[Extracted data entries]
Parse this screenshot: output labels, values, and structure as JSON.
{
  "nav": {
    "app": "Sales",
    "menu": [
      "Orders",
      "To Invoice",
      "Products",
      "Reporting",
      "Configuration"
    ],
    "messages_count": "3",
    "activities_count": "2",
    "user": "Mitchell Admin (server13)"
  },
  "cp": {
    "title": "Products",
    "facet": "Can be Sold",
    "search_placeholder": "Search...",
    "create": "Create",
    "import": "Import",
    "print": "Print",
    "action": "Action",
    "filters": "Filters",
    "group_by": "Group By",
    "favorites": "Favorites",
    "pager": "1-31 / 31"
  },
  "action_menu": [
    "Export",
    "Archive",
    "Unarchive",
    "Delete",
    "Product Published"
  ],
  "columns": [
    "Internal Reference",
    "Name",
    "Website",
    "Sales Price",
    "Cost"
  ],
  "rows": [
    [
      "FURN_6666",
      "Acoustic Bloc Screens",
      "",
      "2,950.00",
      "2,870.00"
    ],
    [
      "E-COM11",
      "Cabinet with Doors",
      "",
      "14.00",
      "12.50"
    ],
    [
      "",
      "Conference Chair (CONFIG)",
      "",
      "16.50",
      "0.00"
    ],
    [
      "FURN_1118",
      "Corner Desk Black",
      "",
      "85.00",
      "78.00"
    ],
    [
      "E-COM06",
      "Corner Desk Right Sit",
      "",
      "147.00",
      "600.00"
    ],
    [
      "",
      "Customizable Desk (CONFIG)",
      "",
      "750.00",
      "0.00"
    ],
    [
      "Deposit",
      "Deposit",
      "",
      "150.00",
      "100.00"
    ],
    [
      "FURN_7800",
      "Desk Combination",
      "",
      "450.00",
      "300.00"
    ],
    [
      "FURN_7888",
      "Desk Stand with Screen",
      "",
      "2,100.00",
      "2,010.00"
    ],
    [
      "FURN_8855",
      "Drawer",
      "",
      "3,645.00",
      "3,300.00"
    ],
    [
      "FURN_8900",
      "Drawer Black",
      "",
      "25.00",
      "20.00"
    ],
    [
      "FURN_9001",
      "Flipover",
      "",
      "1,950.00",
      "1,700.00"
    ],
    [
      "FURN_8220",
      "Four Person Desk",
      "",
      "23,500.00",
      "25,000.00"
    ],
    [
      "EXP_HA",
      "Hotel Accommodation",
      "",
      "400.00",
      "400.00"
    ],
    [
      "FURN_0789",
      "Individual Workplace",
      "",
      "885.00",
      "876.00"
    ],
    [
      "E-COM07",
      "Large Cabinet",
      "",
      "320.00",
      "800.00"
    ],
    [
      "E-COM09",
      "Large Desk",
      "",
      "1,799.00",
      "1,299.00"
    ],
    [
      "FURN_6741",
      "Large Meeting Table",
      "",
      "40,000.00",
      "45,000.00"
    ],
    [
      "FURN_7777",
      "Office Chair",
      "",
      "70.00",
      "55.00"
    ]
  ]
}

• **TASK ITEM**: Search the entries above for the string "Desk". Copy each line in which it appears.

• **WRITTEN RESPONSE**:
      "Corner Desk Black",
      "Corner Desk Right Sit",
      "Customizable Desk (CONFIG)",
      "Desk Combination",
      "Desk Stand with Screen",
      "Four Person Desk",
      "Large Desk",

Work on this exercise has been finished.